Task details =>
All records below are to be set down exactly, each character intact.

=== Recorded data ===

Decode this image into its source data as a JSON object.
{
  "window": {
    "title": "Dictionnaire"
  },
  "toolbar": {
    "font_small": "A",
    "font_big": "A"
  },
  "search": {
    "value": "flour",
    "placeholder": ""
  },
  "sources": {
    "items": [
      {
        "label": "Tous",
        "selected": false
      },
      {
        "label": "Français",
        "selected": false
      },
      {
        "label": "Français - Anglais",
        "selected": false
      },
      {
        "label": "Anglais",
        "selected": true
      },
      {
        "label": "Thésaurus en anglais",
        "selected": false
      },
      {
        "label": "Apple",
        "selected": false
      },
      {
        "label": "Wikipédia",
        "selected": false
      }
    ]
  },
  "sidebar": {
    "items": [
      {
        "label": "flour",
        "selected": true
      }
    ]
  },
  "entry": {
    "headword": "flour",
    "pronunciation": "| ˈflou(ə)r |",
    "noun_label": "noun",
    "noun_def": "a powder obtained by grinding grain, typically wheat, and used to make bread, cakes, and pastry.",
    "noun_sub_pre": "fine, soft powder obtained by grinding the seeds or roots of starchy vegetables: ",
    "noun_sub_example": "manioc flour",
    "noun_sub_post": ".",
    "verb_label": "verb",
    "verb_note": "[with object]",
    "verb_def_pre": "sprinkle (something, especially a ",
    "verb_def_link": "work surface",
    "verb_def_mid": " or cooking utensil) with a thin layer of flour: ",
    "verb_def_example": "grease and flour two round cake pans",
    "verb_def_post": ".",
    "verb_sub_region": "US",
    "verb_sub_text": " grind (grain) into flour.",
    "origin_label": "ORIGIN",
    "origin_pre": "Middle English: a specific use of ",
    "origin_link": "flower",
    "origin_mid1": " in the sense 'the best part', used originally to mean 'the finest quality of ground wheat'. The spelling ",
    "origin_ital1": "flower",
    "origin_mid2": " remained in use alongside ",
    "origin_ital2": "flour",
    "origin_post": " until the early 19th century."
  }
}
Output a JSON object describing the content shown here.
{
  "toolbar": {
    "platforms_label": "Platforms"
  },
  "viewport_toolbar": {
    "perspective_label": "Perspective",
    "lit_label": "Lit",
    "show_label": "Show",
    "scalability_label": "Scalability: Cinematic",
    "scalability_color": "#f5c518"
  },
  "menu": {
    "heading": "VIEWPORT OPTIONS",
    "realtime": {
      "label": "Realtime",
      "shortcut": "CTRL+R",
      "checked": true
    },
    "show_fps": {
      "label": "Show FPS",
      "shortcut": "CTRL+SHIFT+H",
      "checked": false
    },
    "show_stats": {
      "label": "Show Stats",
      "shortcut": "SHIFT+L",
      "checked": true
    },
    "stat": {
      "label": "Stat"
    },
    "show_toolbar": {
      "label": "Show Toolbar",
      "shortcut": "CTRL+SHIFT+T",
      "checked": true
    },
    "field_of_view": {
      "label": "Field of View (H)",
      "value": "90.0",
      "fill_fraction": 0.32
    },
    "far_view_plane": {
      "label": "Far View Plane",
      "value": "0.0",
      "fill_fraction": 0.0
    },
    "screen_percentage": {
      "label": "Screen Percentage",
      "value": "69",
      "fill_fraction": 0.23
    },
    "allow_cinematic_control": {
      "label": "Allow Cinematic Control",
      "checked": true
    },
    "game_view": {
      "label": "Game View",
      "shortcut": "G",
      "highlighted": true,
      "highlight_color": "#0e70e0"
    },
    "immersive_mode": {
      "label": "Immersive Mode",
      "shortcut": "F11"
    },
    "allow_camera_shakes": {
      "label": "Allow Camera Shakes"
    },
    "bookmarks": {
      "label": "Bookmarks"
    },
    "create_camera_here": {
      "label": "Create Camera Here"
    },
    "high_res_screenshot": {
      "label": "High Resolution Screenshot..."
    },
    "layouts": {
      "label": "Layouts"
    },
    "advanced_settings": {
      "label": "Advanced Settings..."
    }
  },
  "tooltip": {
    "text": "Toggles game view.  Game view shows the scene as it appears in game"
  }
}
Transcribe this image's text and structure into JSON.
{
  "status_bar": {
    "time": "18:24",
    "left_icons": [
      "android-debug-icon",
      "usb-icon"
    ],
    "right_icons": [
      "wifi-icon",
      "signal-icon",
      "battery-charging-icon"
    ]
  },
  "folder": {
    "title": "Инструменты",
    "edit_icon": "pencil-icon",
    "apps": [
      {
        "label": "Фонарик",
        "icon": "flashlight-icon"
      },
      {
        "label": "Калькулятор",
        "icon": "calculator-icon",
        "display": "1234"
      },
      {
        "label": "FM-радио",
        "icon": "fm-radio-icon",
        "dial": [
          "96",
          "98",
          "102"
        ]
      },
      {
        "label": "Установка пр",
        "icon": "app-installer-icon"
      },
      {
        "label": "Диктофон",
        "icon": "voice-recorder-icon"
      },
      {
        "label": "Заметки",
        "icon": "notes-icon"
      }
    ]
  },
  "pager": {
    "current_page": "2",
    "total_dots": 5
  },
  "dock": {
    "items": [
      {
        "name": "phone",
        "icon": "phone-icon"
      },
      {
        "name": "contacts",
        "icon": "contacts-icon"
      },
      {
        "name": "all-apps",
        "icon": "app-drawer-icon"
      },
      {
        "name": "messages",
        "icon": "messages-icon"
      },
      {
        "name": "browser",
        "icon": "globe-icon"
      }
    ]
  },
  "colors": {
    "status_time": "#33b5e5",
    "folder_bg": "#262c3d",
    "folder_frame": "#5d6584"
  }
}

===

Your response =>
Decode this image into its source data as a JSON object.
{
  "window": {
    "title": "Dictionnaire"
  },
  "toolbar": {
    "font_small": "A",
    "font_big": "A"
  },
  "search": {
    "value": "flour",
    "placeholder": ""
  },
  "sources": {
    "items": [
      {
        "label": "Tous",
        "selected": false
      },
      {
        "label": "Français",
        "selected": false
      },
      {
        "label": "Français - Anglais",
        "selected": false
      },
      {
        "label": "Anglais",
        "selected": true
      },
      {
        "label": "Thésaurus en anglais",
        "selected": false
      },
      {
        "label": "Apple",
        "selected": false
      },
      {
        "label": "Wikipédia",
        "selected": false
      }
    ]
  },
  "sidebar": {
    "items": [
      {
        "label": "flour",
        "selected": true
      }
    ]
  },
  "entry": {
    "headword": "flour",
    "pronunciation": "| ˈflou(ə)r |",
    "noun_label": "noun",
    "noun_def": "a powder obtained by grinding grain, typically wheat, and used to make bread, cakes, and pastry.",
    "noun_sub_pre": "fine, soft powder obtained by grinding the seeds or roots of starchy vegetables: ",
    "noun_sub_example": "manioc flour",
    "noun_sub_post": ".",
    "verb_label": "verb",
    "verb_note": "[with object]",
    "verb_def_pre": "sprinkle (something, especially a ",
    "verb_def_link": "work surface",
    "verb_def_mid": " or cooking utensil) with a thin layer of flour: ",
    "verb_def_example": "grease and flour two round cake pans",
    "verb_def_post": ".",
    "verb_sub_region": "US",
    "verb_sub_text": " grind (grain) into flour.",
    "origin_label": "ORIGIN",
    "origin_pre": "Middle English: a specific use of ",
    "origin_link": "flower",
    "origin_mid1": " in the sense 'the best part', used originally to mean 'the finest quality of ground wheat'. The spelling ",
    "origin_ital1": "flower",
    "origin_mid2": " remained in use alongside ",
    "origin_ital2": "flour",
    "origin_post": " until the early 19th century."
  }
}
Output a JSON object describing the content shown here.
{
  "toolbar": {
    "platforms_label": "Platforms"
  },
  "viewport_toolbar": {
    "perspective_label": "Perspective",
    "lit_label": "Lit",
    "show_label": "Show",
    "scalability_label": "Scalability: Cinematic",
    "scalability_color": "#f5c518"
  },
  "menu": {
    "heading": "VIEWPORT OPTIONS",
    "realtime": {
      "label": "Realtime",
      "shortcut": "CTRL+R",
      "checked": true
    },
    "show_fps": {
      "label": "Show FPS",
      "shortcut": "CTRL+SHIFT+H",
      "checked": false
    },
    "show_stats": {
      "label": "Show Stats",
      "shortcut": "SHIFT+L",
      "checked": true
    },
    "stat": {
      "label": "Stat"
    },
    "show_toolbar": {
      "label": "Show Toolbar",
      "shortcut": "CTRL+SHIFT+T",
      "checked": true
    },
    "field_of_view": {
      "label": "Field of View (H)",
      "value": "90.0",
      "fill_fraction": 0.32
    },
    "far_view_plane": {
      "label": "Far View Plane",
      "value": "0.0",
      "fill_fraction": 0.0
    },
    "screen_percentage": {
      "label": "Screen Percentage",
      "value": "69",
      "fill_fraction": 0.23
    },
    "allow_cinematic_control": {
      "label": "Allow Cinematic Control",
      "checked": true
    },
    "game_view": {
      "label": "Game View",
      "shortcut": "G",
      "highlighted": true,
      "highlight_color": "#0e70e0"
    },
    "immersive_mode": {
      "label": "Immersive Mode",
      "shortcut": "F11"
    },
    "allow_camera_shakes": {
      "label": "Allow Camera Shakes"
    },
    "bookmarks": {
      "label": "Bookmarks"
    },
    "create_camera_here": {
      "label": "Create Camera Here"
    },
    "high_res_screenshot": {
      "label": "High Resolution Screenshot..."
    },
    "layouts": {
      "label": "Layouts"
    },
    "advanced_settings": {
      "label": "Advanced Settings..."
    }
  },
  "tooltip": {
    "text": "Toggles game view.  Game view shows the scene as it appears in game"
  }
}
Transcribe this image's text and structure into JSON.
{
  "status_bar": {
    "time": "18:24",
    "left_icons": [
      "android-debug-icon",
      "usb-icon"
    ],
    "right_icons": [
      "wifi-icon",
      "signal-icon",
      "battery-charging-icon"
    ]
  },
  "folder": {
    "title": "Инструменты",
    "edit_icon": "pencil-icon",
    "apps": [
      {
        "label": "Фонарик",
        "icon": "flashlight-icon"
      },
      {
        "label": "Калькулятор",
        "icon": "calculator-icon",
        "display": "1234"
      },
      {
        "label": "FM-радио",
        "icon": "fm-radio-icon",
        "dial": [
          "96",
          "98",
          "102"
        ]
      },
      {
        "label": "Установка пр",
        "icon": "app-installer-icon"
      },
      {
        "label": "Диктофон",
        "icon": "voice-recorder-icon"
      },
      {
        "label": "Заметки",
        "icon": "notes-icon"
      }
    ]
  },
  "pager": {
    "current_page": "2",
    "total_dots": 5
  },
  "dock": {
    "items": [
      {
        "name": "phone",
        "icon": "phone-icon"
      },
      {
        "name": "contacts",
        "icon": "contacts-icon"
      },
      {
        "name": "all-apps",
        "icon": "app-drawer-icon"
      },
      {
        "name": "messages",
        "icon": "messages-icon"
      },
      {
        "name": "browser",
        "icon": "globe-icon"
      }
    ]
  },
  "colors": {
    "status_time": "#33b5e5",
    "folder_bg": "#262c3d",
    "folder_frame": "#5d6584"
  }
}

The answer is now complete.